-- RECORDS follows --

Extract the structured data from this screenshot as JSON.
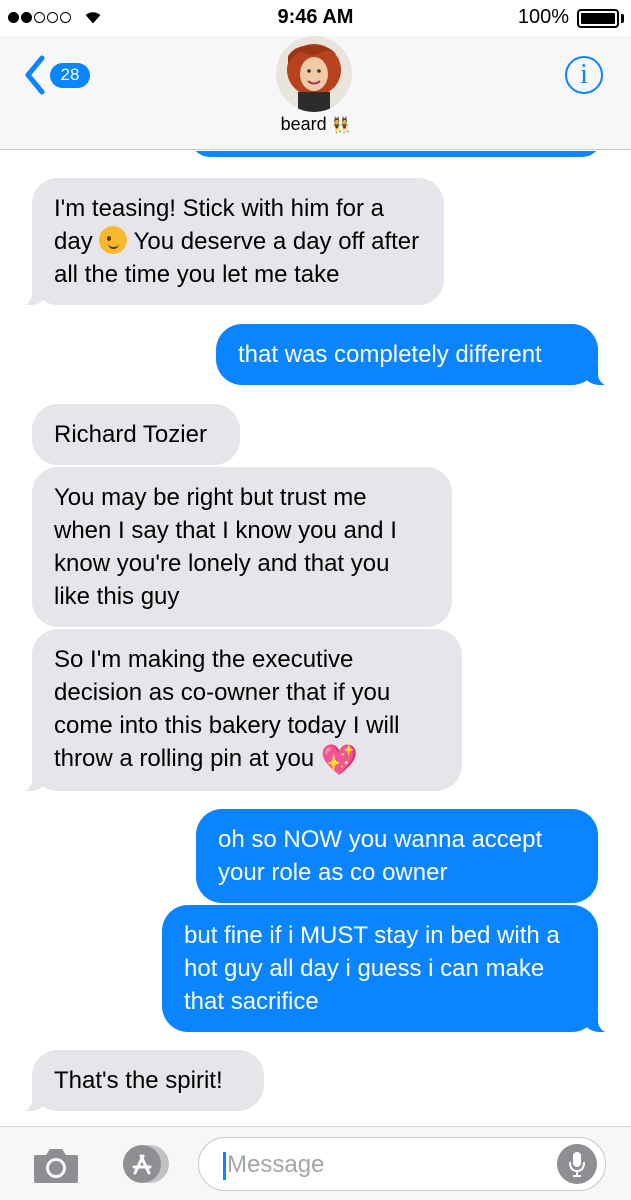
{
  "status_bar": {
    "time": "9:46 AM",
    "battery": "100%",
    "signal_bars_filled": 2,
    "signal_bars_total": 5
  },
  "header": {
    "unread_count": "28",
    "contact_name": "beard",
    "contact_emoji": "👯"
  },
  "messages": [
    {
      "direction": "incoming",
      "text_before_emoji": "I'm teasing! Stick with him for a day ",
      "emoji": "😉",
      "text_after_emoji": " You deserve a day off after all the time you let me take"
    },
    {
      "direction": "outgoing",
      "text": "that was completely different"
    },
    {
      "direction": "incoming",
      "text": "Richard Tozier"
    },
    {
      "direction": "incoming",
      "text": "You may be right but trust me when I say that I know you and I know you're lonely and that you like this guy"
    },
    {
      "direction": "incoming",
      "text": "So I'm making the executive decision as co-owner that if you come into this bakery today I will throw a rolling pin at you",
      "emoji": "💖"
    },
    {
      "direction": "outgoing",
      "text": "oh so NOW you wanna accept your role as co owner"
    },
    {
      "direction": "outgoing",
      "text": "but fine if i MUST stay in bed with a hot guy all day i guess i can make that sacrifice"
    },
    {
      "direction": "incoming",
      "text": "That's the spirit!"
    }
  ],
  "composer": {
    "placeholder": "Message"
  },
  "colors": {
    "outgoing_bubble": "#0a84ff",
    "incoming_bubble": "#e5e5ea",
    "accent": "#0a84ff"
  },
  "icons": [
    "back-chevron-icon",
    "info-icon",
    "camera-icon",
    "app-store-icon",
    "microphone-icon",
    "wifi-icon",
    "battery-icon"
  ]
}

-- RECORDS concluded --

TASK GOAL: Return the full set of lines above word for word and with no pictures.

RESPONSE:
Extract the structured data from this screenshot as JSON.
{
  "status_bar": {
    "time": "9:46 AM",
    "battery": "100%",
    "signal_bars_filled": 2,
    "signal_bars_total": 5
  },
  "header": {
    "unread_count": "28",
    "contact_name": "beard",
    "contact_emoji": "👯"
  },
  "messages": [
    {
      "direction": "incoming",
      "text_before_emoji": "I'm teasing! Stick with him for a day ",
      "emoji": "😉",
      "text_after_emoji": " You deserve a day off after all the time you let me take"
    },
    {
      "direction": "outgoing",
      "text": "that was completely different"
    },
    {
      "direction": "incoming",
      "text": "Richard Tozier"
    },
    {
      "direction": "incoming",
      "text": "You may be right but trust me when I say that I know you and I know you're lonely and that you like this guy"
    },
    {
      "direction": "incoming",
      "text": "So I'm making the executive decision as co-owner that if you come into this bakery today I will throw a rolling pin at you",
      "emoji": "💖"
    },
    {
      "direction": "outgoing",
      "text": "oh so NOW you wanna accept your role as co owner"
    },
    {
      "direction": "outgoing",
      "text": "but fine if i MUST stay in bed with a hot guy all day i guess i can make that sacrifice"
    },
    {
      "direction": "incoming",
      "text": "That's the spirit!"
    }
  ],
  "composer": {
    "placeholder": "Message"
  },
  "colors": {
    "outgoing_bubble": "#0a84ff",
    "incoming_bubble": "#e5e5ea",
    "accent": "#0a84ff"
  },
  "icons": [
    "back-chevron-icon",
    "info-icon",
    "camera-icon",
    "app-store-icon",
    "microphone-icon",
    "wifi-icon",
    "battery-icon"
  ]
}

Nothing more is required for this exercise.